> [Your goal]:
Give every line of the data again, exactly.
##### Records
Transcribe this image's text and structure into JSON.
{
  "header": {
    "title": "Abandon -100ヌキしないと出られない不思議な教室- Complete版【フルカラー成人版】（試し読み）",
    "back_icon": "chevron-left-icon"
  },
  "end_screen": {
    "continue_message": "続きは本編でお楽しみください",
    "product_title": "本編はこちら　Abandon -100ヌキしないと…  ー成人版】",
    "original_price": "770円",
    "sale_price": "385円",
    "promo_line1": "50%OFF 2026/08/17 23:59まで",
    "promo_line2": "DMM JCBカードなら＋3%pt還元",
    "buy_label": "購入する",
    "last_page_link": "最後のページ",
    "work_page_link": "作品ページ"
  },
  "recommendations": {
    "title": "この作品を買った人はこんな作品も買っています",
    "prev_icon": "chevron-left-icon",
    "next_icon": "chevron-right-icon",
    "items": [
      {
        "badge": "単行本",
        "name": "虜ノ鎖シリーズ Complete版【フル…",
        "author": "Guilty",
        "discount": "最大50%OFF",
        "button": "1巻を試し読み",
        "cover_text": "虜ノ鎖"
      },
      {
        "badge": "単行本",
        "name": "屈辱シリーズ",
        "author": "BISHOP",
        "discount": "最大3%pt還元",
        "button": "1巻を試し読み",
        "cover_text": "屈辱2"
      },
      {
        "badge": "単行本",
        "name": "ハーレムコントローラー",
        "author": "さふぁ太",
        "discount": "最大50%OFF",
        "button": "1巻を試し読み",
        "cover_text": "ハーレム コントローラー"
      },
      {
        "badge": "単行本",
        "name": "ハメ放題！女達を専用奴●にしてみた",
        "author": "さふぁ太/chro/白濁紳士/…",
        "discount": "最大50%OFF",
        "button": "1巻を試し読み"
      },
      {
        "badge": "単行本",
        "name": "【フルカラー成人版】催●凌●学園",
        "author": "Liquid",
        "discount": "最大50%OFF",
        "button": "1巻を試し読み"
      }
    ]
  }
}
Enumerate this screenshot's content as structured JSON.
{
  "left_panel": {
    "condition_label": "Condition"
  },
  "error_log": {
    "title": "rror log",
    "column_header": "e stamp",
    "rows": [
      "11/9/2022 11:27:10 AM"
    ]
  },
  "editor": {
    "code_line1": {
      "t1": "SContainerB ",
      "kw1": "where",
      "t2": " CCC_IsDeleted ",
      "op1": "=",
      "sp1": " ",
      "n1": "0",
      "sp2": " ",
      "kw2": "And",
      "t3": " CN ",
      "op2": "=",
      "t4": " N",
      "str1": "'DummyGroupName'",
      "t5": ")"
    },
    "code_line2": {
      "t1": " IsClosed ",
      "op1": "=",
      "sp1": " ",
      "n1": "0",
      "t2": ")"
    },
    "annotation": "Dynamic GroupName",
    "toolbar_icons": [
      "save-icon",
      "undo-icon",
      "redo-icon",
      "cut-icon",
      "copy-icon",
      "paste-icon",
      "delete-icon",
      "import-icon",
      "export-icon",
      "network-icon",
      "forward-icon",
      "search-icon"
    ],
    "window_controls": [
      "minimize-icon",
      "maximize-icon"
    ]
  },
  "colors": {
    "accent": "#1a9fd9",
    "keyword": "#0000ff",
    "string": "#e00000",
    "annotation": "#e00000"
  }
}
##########
> [Exercise answer]:
Transcribe this image's text and structure into JSON.
{
  "header": {
    "title": "Abandon -100ヌキしないと出られない不思議な教室- Complete版【フルカラー成人版】（試し読み）",
    "back_icon": "chevron-left-icon"
  },
  "end_screen": {
    "continue_message": "続きは本編でお楽しみください",
    "product_title": "本編はこちら　Abandon -100ヌキしないと…  ー成人版】",
    "original_price": "770円",
    "sale_price": "385円",
    "promo_line1": "50%OFF 2026/08/17 23:59まで",
    "promo_line2": "DMM JCBカードなら＋3%pt還元",
    "buy_label": "購入する",
    "last_page_link": "最後のページ",
    "work_page_link": "作品ページ"
  },
  "recommendations": {
    "title": "この作品を買った人はこんな作品も買っています",
    "prev_icon": "chevron-left-icon",
    "next_icon": "chevron-right-icon",
    "items": [
      {
        "badge": "単行本",
        "name": "虜ノ鎖シリーズ Complete版【フル…",
        "author": "Guilty",
        "discount": "最大50%OFF",
        "button": "1巻を試し読み",
        "cover_text": "虜ノ鎖"
      },
      {
        "badge": "単行本",
        "name": "屈辱シリーズ",
        "author": "BISHOP",
        "discount": "最大3%pt還元",
        "button": "1巻を試し読み",
        "cover_text": "屈辱2"
      },
      {
        "badge": "単行本",
        "name": "ハーレムコントローラー",
        "author": "さふぁ太",
        "discount": "最大50%OFF",
        "button": "1巻を試し読み",
        "cover_text": "ハーレム コントローラー"
      },
      {
        "badge": "単行本",
        "name": "ハメ放題！女達を専用奴●にしてみた",
        "author": "さふぁ太/chro/白濁紳士/…",
        "discount": "最大50%OFF",
        "button": "1巻を試し読み"
      },
      {
        "badge": "単行本",
        "name": "【フルカラー成人版】催●凌●学園",
        "author": "Liquid",
        "discount": "最大50%OFF",
        "button": "1巻を試し読み"
      }
    ]
  }
}
Enumerate this screenshot's content as structured JSON.
{
  "left_panel": {
    "condition_label": "Condition"
  },
  "error_log": {
    "title": "rror log",
    "column_header": "e stamp",
    "rows": [
      "11/9/2022 11:27:10 AM"
    ]
  },
  "editor": {
    "code_line1": {
      "t1": "SContainerB ",
      "kw1": "where",
      "t2": " CCC_IsDeleted ",
      "op1": "=",
      "sp1": " ",
      "n1": "0",
      "sp2": " ",
      "kw2": "And",
      "t3": " CN ",
      "op2": "=",
      "t4": " N",
      "str1": "'DummyGroupName'",
      "t5": ")"
    },
    "code_line2": {
      "t1": " IsClosed ",
      "op1": "=",
      "sp1": " ",
      "n1": "0",
      "t2": ")"
    },
    "annotation": "Dynamic GroupName",
    "toolbar_icons": [
      "save-icon",
      "undo-icon",
      "redo-icon",
      "cut-icon",
      "copy-icon",
      "paste-icon",
      "delete-icon",
      "import-icon",
      "export-icon",
      "network-icon",
      "forward-icon",
      "search-icon"
    ],
    "window_controls": [
      "minimize-icon",
      "maximize-icon"
    ]
  },
  "colors": {
    "accent": "#1a9fd9",
    "keyword": "#0000ff",
    "string": "#e00000",
    "annotation": "#e00000"
  }
}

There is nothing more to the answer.